But these thoughts that tortured the “mother” in me this week, well… they didn’t happen to me.
They have and are however, happening to other mothers. And that doesn’t break me. It shatters me.
Last night, I put my child in her bed. I placed warm blankets over her. I kissed her cheeks and her tiny nose. I sang her our favorite lullaby. I told her that I loved her and that she made me happy.
I wonder what that mother did last night. I wonder how she managed without her child in her arms. I wonder how that precious child fared last night. I wonder if it cried itself to sleep.
Why has that mother been destined to a different fate than I?
Is it because she is brown?

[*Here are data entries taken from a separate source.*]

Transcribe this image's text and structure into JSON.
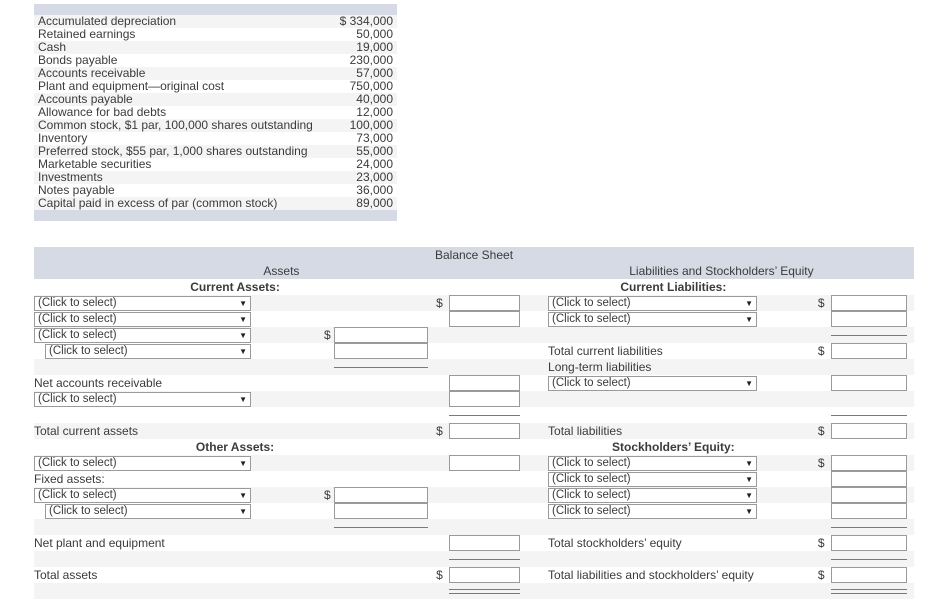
{
  "accounts_table": {
    "columns": [
      "account",
      "amount"
    ],
    "rows": [
      {
        "account": "Accumulated depreciation",
        "amount": "$ 334,000"
      },
      {
        "account": "Retained earnings",
        "amount": "50,000"
      },
      {
        "account": "Cash",
        "amount": "19,000"
      },
      {
        "account": "Bonds payable",
        "amount": "230,000"
      },
      {
        "account": "Accounts receivable",
        "amount": "57,000"
      },
      {
        "account": "Plant and equipment—original cost",
        "amount": "750,000"
      },
      {
        "account": "Accounts payable",
        "amount": "40,000"
      },
      {
        "account": "Allowance for bad debts",
        "amount": "12,000"
      },
      {
        "account": "Common stock, $1 par, 100,000 shares outstanding",
        "amount": "100,000"
      },
      {
        "account": "Inventory",
        "amount": "73,000"
      },
      {
        "account": "Preferred stock, $55 par, 1,000 shares outstanding",
        "amount": "55,000"
      },
      {
        "account": "Marketable securities",
        "amount": "24,000"
      },
      {
        "account": "Investments",
        "amount": "23,000"
      },
      {
        "account": "Notes payable",
        "amount": "36,000"
      },
      {
        "account": "Capital paid in excess of par (common stock)",
        "amount": "89,000"
      }
    ]
  },
  "balance_sheet": {
    "title": "Balance Sheet",
    "assets_heading": "Assets",
    "liabilities_heading": "Liabilities and Stockholders’ Equity",
    "select_placeholder": "(Click to select)",
    "dropdown_arrow": "▼",
    "dollar_sign": "$",
    "left": {
      "current_assets_heading": "Current Assets:",
      "net_accounts_receivable": "Net accounts receivable",
      "total_current_assets": "Total current assets",
      "other_assets_heading": "Other Assets:",
      "fixed_assets_label": "Fixed assets:",
      "net_plant_and_equipment": "Net plant and equipment",
      "total_assets": "Total assets"
    },
    "right": {
      "current_liabilities_heading": "Current Liabilities:",
      "total_current_liabilities": "Total current liabilities",
      "long_term_liabilities_label": "Long-term liabilities",
      "total_liabilities": "Total liabilities",
      "stockholders_equity_heading": "Stockholders’ Equity:",
      "total_stockholders_equity": "Total stockholders’ equity",
      "total_liab_and_equity": "Total liabilities and stockholders’ equity"
    },
    "input_value": ""
  },
  "colors": {
    "band": "#d5dae4",
    "row_alt": "#f4f4f4",
    "text": "#3b3b3b",
    "border": "#9a9a9a",
    "rule": "#7a7a7a"
  }
}
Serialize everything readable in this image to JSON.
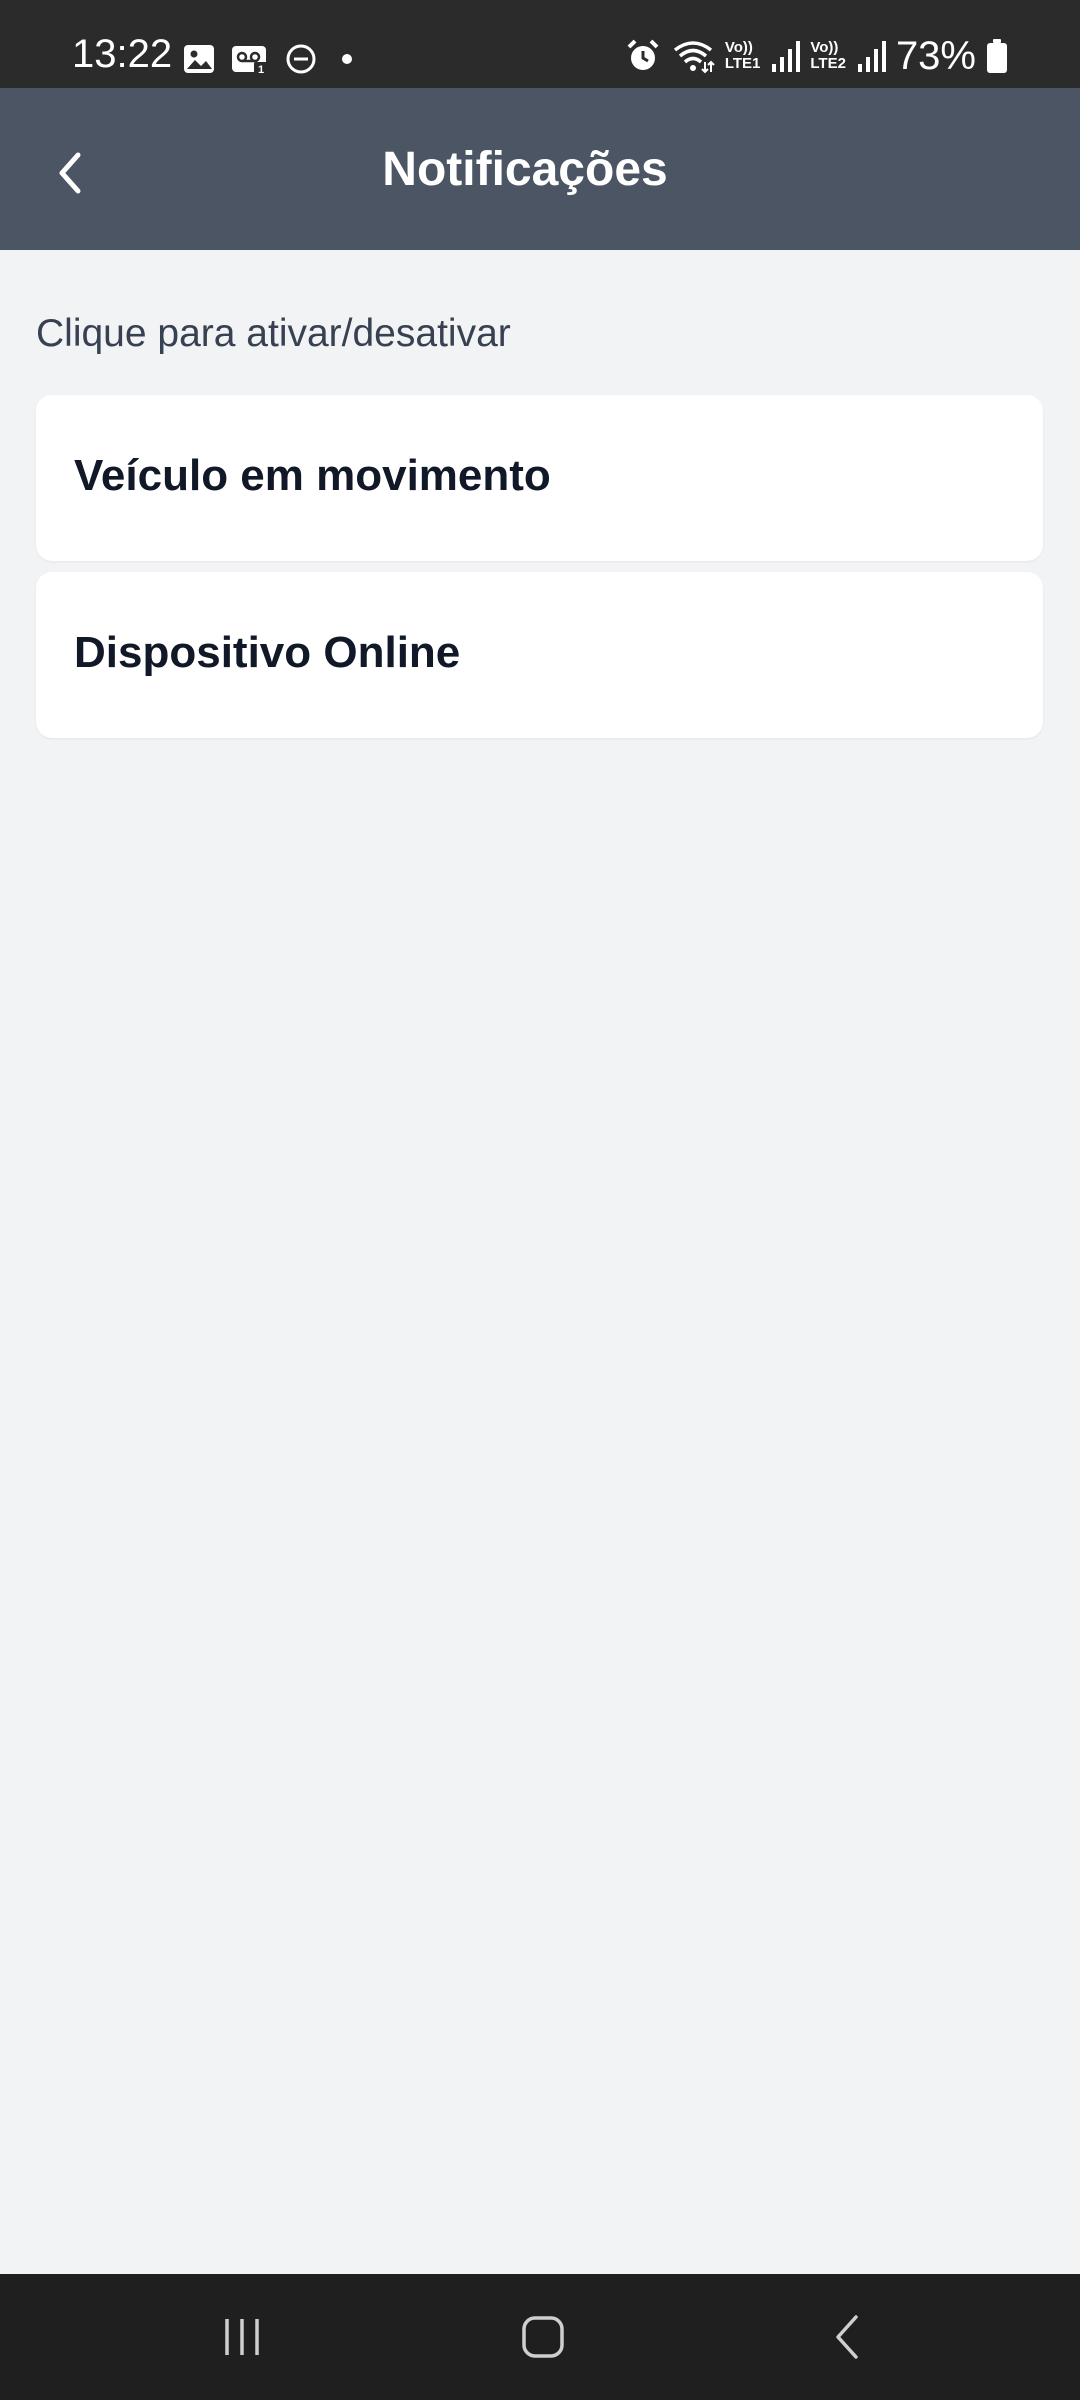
{
  "status_bar": {
    "time": "13:22",
    "battery_percent": "73%",
    "sim1_label": "Vo))",
    "sim1_sub": "LTE1",
    "sim2_label": "Vo))",
    "sim2_sub": "LTE2",
    "icons_left": [
      "image-icon",
      "voicemail-icon",
      "do-not-disturb-icon",
      "dot-icon"
    ],
    "icons_right": [
      "alarm-icon",
      "wifi-icon",
      "signal-icon",
      "signal-icon",
      "battery-icon"
    ]
  },
  "header": {
    "title": "Notificações",
    "background": "#4b5563"
  },
  "content": {
    "hint": "Clique para ativar/desativar",
    "items": [
      {
        "label": "Veículo em movimento"
      },
      {
        "label": "Dispositivo Online"
      }
    ]
  },
  "nav_bar": {
    "buttons": [
      "recent-apps-icon",
      "home-icon",
      "back-icon"
    ]
  }
}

Is it because she is poor?
Is it because she is out of options?
Is it because she didn’t have the fortune of being born in this country?
Is it because her native lands aren’t safe for her and her child?
Is it because she did the only thing she could to help her child live a better life?
To to live at all?
You see, to me — those are reasons to help this mother and her children. Those are reasons to embrace her. Those are reasons to give her comfort and shelter. Those are reasons to show her love and mercy. Those are reasons to care.
But our country’s leaders see those reasons as cause to persecute her. Reasons to treat her a subhuman. Reasons to punish her. Reasons to belittle her. Reasons to actively do her harm.
Honestly, I don’t care about your political identification today. I don’t care how you voted in 2016. I don’t care if you identify as pro-life or pro-choice. I don’t care what church or religious persuasion (if any) you find solace in. I don’t. Not even a little.
I do however, care if you cannot find love and mercy in your heart for this woman. For these women. For these children. For these families. If you cannot? Well, I think there is a very special place in hell for you.
And if you do find love and mercy in your heart, I care that you act on it.
Call your Senators. Call your Representative.
Post about it online. Raise hell.
Demand that our government find love and mercy as well. Demand it. Demand it over and over again until this madness ends.
Silence is complicity.
Do you want to be complicit in this human rights violation?
The mother in me continues to rage and weep. But she also is taking action.
Please, for the love of God and His people, join her.